== Source material ==
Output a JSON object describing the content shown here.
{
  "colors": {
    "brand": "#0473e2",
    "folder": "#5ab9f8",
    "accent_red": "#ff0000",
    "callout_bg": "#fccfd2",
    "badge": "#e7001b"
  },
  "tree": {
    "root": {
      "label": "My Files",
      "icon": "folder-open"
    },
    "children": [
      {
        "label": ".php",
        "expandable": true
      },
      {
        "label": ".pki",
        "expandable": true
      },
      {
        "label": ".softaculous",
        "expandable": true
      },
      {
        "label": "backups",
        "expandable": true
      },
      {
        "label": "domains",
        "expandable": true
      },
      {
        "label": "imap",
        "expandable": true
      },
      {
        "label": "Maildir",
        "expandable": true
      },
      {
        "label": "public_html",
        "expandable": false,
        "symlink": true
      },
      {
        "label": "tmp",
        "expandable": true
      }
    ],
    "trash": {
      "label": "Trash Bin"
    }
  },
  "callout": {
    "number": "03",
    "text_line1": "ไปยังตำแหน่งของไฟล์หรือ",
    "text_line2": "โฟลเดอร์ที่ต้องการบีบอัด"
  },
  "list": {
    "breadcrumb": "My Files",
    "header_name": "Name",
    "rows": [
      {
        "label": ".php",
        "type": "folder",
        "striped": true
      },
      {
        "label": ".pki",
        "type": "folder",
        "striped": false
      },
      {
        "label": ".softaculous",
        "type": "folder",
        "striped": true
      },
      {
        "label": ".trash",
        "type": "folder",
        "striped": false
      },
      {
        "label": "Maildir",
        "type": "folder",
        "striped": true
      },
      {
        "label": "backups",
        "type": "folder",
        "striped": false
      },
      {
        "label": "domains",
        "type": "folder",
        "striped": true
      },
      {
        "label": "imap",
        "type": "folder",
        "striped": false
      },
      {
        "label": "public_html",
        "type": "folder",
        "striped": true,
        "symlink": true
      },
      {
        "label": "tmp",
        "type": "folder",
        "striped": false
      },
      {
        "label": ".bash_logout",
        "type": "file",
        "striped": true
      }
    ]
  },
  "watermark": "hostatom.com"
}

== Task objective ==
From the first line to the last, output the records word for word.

== Exercise answer ==
Output a JSON object describing the content shown here.
{
  "colors": {
    "brand": "#0473e2",
    "folder": "#5ab9f8",
    "accent_red": "#ff0000",
    "callout_bg": "#fccfd2",
    "badge": "#e7001b"
  },
  "tree": {
    "root": {
      "label": "My Files",
      "icon": "folder-open"
    },
    "children": [
      {
        "label": ".php",
        "expandable": true
      },
      {
        "label": ".pki",
        "expandable": true
      },
      {
        "label": ".softaculous",
        "expandable": true
      },
      {
        "label": "backups",
        "expandable": true
      },
      {
        "label": "domains",
        "expandable": true
      },
      {
        "label": "imap",
        "expandable": true
      },
      {
        "label": "Maildir",
        "expandable": true
      },
      {
        "label": "public_html",
        "expandable": false,
        "symlink": true
      },
      {
        "label": "tmp",
        "expandable": true
      }
    ],
    "trash": {
      "label": "Trash Bin"
    }
  },
  "callout": {
    "number": "03",
    "text_line1": "ไปยังตำแหน่งของไฟล์หรือ",
    "text_line2": "โฟลเดอร์ที่ต้องการบีบอัด"
  },
  "list": {
    "breadcrumb": "My Files",
    "header_name": "Name",
    "rows": [
      {
        "label": ".php",
        "type": "folder",
        "striped": true
      },
      {
        "label": ".pki",
        "type": "folder",
        "striped": false
      },
      {
        "label": ".softaculous",
        "type": "folder",
        "striped": true
      },
      {
        "label": ".trash",
        "type": "folder",
        "striped": false
      },
      {
        "label": "Maildir",
        "type": "folder",
        "striped": true
      },
      {
        "label": "backups",
        "type": "folder",
        "striped": false
      },
      {
        "label": "domains",
        "type": "folder",
        "striped": true
      },
      {
        "label": "imap",
        "type": "folder",
        "striped": false
      },
      {
        "label": "public_html",
        "type": "folder",
        "striped": true,
        "symlink": true
      },
      {
        "label": "tmp",
        "type": "folder",
        "striped": false
      },
      {
        "label": ".bash_logout",
        "type": "file",
        "striped": true
      }
    ]
  },
  "watermark": "hostatom.com"
}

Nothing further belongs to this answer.